The allowance of one-tenth was granted in 1932 at the time Income Tax was raised and now we are creeping back to that level, and, as it was recognised by, all that one-tenth was a help, but was' not adequate, the case for an improvement of the one-tenth is stronger now than on previous occasions when the hon. Member raised this important issue. Provided that you could have appropriate provisions against fraud, it would be a good thing if everybody were allowed to arrange his own depreciation. You could only write off 100 per cent. The only difficulty is that there might be fraud. I see no reason, providing you could have precaution against fraud, why people should not be free to claim for reduction of Income Tax every penny-piece which in their own books they write off their plant. I see no reason why a firm should have two depreciation accounts, one which they think desirable on economic grounds and the other which they are forced to make. There is room for reform. I am not, very hopeful of the chances of this Clause, because the Chancellor has not very much to give away, but I hope the hon. Member's advocacy will ultimately bear fruit, and that the Chancellor will give us some comfort to-night as to the prospect for the future.

7.16 p.m.

The CHANCELLOR of the EXCHEQUER (Mr. Chamberlain)

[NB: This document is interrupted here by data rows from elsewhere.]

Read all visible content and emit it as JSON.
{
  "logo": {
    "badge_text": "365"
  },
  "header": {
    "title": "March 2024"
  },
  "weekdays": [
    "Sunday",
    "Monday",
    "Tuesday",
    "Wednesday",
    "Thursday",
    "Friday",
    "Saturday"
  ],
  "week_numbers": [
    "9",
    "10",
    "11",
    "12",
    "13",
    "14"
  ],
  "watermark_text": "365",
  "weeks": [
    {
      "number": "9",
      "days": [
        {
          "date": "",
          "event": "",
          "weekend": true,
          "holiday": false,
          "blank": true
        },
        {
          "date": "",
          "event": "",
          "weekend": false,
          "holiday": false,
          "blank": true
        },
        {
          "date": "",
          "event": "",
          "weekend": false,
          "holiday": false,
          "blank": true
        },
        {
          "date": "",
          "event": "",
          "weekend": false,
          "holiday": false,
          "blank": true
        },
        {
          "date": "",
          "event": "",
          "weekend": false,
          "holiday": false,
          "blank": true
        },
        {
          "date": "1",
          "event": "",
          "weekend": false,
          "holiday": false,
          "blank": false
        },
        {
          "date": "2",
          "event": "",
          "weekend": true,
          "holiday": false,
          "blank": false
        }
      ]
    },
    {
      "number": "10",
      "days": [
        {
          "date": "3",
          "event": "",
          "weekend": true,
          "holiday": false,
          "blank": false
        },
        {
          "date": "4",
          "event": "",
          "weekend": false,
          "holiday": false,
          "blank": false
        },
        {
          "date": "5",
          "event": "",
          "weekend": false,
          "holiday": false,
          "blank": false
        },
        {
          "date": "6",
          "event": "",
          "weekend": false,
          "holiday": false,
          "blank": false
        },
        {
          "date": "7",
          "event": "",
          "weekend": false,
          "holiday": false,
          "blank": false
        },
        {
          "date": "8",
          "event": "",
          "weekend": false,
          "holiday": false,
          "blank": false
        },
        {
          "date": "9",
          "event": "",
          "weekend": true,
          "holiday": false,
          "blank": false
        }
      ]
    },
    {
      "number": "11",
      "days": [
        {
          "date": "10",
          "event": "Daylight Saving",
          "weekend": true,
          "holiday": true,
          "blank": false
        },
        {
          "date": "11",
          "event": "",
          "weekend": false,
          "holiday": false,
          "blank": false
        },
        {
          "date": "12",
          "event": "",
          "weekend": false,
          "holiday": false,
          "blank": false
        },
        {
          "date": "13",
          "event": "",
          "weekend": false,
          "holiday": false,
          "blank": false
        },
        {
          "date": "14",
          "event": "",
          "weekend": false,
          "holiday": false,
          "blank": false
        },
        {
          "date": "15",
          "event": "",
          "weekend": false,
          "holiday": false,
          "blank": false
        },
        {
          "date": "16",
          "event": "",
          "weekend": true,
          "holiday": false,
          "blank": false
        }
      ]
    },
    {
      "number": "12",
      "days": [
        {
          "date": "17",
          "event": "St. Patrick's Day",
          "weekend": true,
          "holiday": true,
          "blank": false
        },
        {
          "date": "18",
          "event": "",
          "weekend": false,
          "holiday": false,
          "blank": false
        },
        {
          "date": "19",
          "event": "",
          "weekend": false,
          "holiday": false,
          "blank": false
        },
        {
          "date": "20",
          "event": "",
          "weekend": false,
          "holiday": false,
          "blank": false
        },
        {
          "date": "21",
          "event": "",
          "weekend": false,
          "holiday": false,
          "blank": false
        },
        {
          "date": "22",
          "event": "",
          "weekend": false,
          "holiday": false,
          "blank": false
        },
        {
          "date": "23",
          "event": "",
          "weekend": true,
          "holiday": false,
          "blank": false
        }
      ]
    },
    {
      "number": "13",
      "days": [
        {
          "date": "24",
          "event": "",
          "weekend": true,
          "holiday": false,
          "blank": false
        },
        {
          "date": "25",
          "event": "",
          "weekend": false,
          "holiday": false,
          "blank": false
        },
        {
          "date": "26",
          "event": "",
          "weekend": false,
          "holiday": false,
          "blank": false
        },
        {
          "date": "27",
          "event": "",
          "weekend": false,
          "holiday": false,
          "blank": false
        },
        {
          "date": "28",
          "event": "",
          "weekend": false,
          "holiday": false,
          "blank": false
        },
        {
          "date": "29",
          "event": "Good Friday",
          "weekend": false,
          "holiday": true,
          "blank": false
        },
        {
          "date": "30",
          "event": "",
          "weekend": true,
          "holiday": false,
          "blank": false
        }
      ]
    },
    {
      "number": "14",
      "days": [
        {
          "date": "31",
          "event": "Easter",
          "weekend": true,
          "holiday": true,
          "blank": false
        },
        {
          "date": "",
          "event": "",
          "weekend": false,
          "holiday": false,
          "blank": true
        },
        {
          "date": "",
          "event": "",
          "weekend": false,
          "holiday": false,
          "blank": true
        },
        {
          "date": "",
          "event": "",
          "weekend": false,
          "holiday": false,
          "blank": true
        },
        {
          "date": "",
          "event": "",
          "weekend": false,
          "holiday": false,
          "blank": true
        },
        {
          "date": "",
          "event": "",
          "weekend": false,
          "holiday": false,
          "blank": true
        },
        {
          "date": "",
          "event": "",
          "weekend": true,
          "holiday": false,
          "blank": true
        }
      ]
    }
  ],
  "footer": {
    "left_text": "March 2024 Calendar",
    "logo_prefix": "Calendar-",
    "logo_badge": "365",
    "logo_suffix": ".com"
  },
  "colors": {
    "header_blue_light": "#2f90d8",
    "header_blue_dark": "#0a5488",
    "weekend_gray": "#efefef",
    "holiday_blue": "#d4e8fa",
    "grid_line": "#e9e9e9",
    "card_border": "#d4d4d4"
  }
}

I find myself in a difficulty because, in introducing this well-worn Clause, the hon. Member said it was to be regarded only as a gesture, and that what he wanted was a complete overhaul of the system of allowances for wear and tear. My hon. Friend the Member for South Croydon (Mr. H. G. Williams) also has not confined his advocacy to the particular Measure before the Committee. I see, therefore, that any argument that I may bring forward against the acceptance of the Clause will be met with the answer that that is not relevant, because he is not merely pressing for the Clause, but for something much more wide and general. Nevertheless I must address myself, in the circumstances, to the Clause that is before us. Not only was the concession of an increase of the wear and tear allowance given at a time when the Income Tax was 5s., but it was expressly described at the time by the then Chancellor of the Exchequer as a form of compensation to industry for raising the tax from 4s. 6d. to 5s. Subsequently the Income Tax was reduced to 4s. 6d., and the reason for the concession disappeared. Nevertheless, the increase in the wear and tear allowance remains. Now that compensation is made the basis of fresh demands. On that ground, therefore, it will be seen that the original concession was given for a particular purpose and that purpose no longer exists.

To come to another point. Suppose we doubled this allowance of 10 per cent., the effect would be only to shorten the time between the purchase of the machine and the time when the obsolescence allowance comes into play, because under the present system there is an annual amount allowed for the depreciation of the machinery on account of wear and tear and, if that allowance for wear and tear has not been complete, when the machine is obsolete and replaced by another machine, an allowance for obsolescence can be claimed. Although the hon. Member said that what he wanted was to provide that the obsolescence provision should apply not only in cases where the machine was replaced but in other cases where the machine was not replaced, his Clause would not deal with that point. If the Clause were accepted, it would cost £1,750,000 this year and more in a full year, and my Budget would be at once undone. In the circumstances I could not ask the Committee to accept it. I am always averse from committing myself to promises when I am not quite certain I shall be able to carry them out. I, therefore, refrain from giving any such undertaking as has been asked of me, but I am bound to say to my hon. Friend the Member for South Croydon, who says this is a grievance to industrialists, that that does not seem to be a conclusive argument because I hardly know any form of tax which is not regarded by those who pay it as a standing grievance.

Question, "That the Clause be read a Second time," put, and negatived.